WORK INSTRUCTION: Return the listing that follows exactly, with no pictures included.
==== WORKING DATA
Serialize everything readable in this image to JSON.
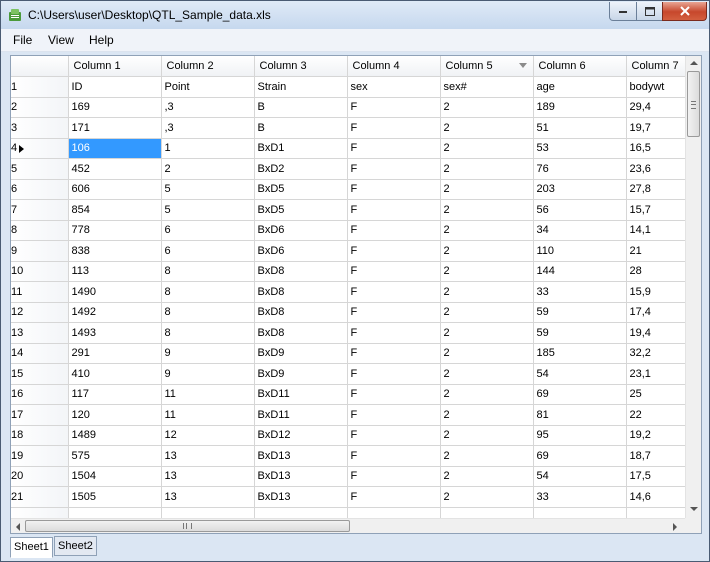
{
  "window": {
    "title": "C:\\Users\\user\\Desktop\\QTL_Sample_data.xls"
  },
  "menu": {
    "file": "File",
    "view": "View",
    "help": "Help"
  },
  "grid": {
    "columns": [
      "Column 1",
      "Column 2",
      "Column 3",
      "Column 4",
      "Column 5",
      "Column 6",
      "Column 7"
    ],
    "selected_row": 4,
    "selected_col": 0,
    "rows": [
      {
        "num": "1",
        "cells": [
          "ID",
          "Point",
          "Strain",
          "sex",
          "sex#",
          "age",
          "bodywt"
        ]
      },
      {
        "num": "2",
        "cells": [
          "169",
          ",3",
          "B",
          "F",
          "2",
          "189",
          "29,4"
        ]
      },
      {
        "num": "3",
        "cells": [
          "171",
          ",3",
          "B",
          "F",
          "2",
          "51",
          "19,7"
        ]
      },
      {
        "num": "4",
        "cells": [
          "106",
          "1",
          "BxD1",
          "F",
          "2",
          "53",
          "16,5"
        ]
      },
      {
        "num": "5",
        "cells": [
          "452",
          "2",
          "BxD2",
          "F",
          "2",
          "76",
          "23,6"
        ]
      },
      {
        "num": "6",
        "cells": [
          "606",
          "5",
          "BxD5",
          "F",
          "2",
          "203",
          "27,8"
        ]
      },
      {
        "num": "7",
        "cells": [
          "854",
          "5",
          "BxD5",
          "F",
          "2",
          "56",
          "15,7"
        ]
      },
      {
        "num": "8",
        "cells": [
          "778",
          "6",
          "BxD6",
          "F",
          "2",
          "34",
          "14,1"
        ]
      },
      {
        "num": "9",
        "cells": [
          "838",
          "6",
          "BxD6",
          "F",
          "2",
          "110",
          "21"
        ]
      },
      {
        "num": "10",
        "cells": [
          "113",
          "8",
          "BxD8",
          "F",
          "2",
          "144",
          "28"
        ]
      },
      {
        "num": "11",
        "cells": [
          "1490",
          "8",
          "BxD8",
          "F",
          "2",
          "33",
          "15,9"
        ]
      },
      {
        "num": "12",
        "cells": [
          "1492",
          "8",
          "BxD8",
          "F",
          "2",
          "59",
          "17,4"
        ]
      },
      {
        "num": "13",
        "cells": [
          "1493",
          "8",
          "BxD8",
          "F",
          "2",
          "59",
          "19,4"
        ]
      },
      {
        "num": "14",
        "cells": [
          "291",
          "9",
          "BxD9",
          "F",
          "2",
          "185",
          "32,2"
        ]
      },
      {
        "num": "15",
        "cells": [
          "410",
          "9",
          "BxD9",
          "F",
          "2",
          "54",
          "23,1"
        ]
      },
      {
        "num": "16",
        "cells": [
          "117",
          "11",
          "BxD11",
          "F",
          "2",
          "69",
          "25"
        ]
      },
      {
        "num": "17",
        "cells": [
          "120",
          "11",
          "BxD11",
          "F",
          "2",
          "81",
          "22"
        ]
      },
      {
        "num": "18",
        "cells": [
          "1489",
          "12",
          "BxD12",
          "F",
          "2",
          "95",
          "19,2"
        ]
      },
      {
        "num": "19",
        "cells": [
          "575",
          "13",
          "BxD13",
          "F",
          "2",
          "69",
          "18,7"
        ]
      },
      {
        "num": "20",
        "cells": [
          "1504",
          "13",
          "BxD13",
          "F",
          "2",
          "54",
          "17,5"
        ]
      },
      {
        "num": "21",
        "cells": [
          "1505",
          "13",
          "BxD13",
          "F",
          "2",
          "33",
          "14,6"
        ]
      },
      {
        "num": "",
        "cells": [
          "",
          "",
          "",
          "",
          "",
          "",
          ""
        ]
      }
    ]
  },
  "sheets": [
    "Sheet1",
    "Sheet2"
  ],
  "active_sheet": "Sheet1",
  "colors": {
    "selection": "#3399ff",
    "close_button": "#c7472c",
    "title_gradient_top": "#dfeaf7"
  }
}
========
SOLUTION TO THE PROBLEM:
Serialize everything readable in this image to JSON.
{
  "window": {
    "title": "C:\\Users\\user\\Desktop\\QTL_Sample_data.xls"
  },
  "menu": {
    "file": "File",
    "view": "View",
    "help": "Help"
  },
  "grid": {
    "columns": [
      "Column 1",
      "Column 2",
      "Column 3",
      "Column 4",
      "Column 5",
      "Column 6",
      "Column 7"
    ],
    "selected_row": 4,
    "selected_col": 0,
    "rows": [
      {
        "num": "1",
        "cells": [
          "ID",
          "Point",
          "Strain",
          "sex",
          "sex#",
          "age",
          "bodywt"
        ]
      },
      {
        "num": "2",
        "cells": [
          "169",
          ",3",
          "B",
          "F",
          "2",
          "189",
          "29,4"
        ]
      },
      {
        "num": "3",
        "cells": [
          "171",
          ",3",
          "B",
          "F",
          "2",
          "51",
          "19,7"
        ]
      },
      {
        "num": "4",
        "cells": [
          "106",
          "1",
          "BxD1",
          "F",
          "2",
          "53",
          "16,5"
        ]
      },
      {
        "num": "5",
        "cells": [
          "452",
          "2",
          "BxD2",
          "F",
          "2",
          "76",
          "23,6"
        ]
      },
      {
        "num": "6",
        "cells": [
          "606",
          "5",
          "BxD5",
          "F",
          "2",
          "203",
          "27,8"
        ]
      },
      {
        "num": "7",
        "cells": [
          "854",
          "5",
          "BxD5",
          "F",
          "2",
          "56",
          "15,7"
        ]
      },
      {
        "num": "8",
        "cells": [
          "778",
          "6",
          "BxD6",
          "F",
          "2",
          "34",
          "14,1"
        ]
      },
      {
        "num": "9",
        "cells": [
          "838",
          "6",
          "BxD6",
          "F",
          "2",
          "110",
          "21"
        ]
      },
      {
        "num": "10",
        "cells": [
          "113",
          "8",
          "BxD8",
          "F",
          "2",
          "144",
          "28"
        ]
      },
      {
        "num": "11",
        "cells": [
          "1490",
          "8",
          "BxD8",
          "F",
          "2",
          "33",
          "15,9"
        ]
      },
      {
        "num": "12",
        "cells": [
          "1492",
          "8",
          "BxD8",
          "F",
          "2",
          "59",
          "17,4"
        ]
      },
      {
        "num": "13",
        "cells": [
          "1493",
          "8",
          "BxD8",
          "F",
          "2",
          "59",
          "19,4"
        ]
      },
      {
        "num": "14",
        "cells": [
          "291",
          "9",
          "BxD9",
          "F",
          "2",
          "185",
          "32,2"
        ]
      },
      {
        "num": "15",
        "cells": [
          "410",
          "9",
          "BxD9",
          "F",
          "2",
          "54",
          "23,1"
        ]
      },
      {
        "num": "16",
        "cells": [
          "117",
          "11",
          "BxD11",
          "F",
          "2",
          "69",
          "25"
        ]
      },
      {
        "num": "17",
        "cells": [
          "120",
          "11",
          "BxD11",
          "F",
          "2",
          "81",
          "22"
        ]
      },
      {
        "num": "18",
        "cells": [
          "1489",
          "12",
          "BxD12",
          "F",
          "2",
          "95",
          "19,2"
        ]
      },
      {
        "num": "19",
        "cells": [
          "575",
          "13",
          "BxD13",
          "F",
          "2",
          "69",
          "18,7"
        ]
      },
      {
        "num": "20",
        "cells": [
          "1504",
          "13",
          "BxD13",
          "F",
          "2",
          "54",
          "17,5"
        ]
      },
      {
        "num": "21",
        "cells": [
          "1505",
          "13",
          "BxD13",
          "F",
          "2",
          "33",
          "14,6"
        ]
      },
      {
        "num": "",
        "cells": [
          "",
          "",
          "",
          "",
          "",
          "",
          ""
        ]
      }
    ]
  },
  "sheets": [
    "Sheet1",
    "Sheet2"
  ],
  "active_sheet": "Sheet1",
  "colors": {
    "selection": "#3399ff",
    "close_button": "#c7472c",
    "title_gradient_top": "#dfeaf7"
  }
}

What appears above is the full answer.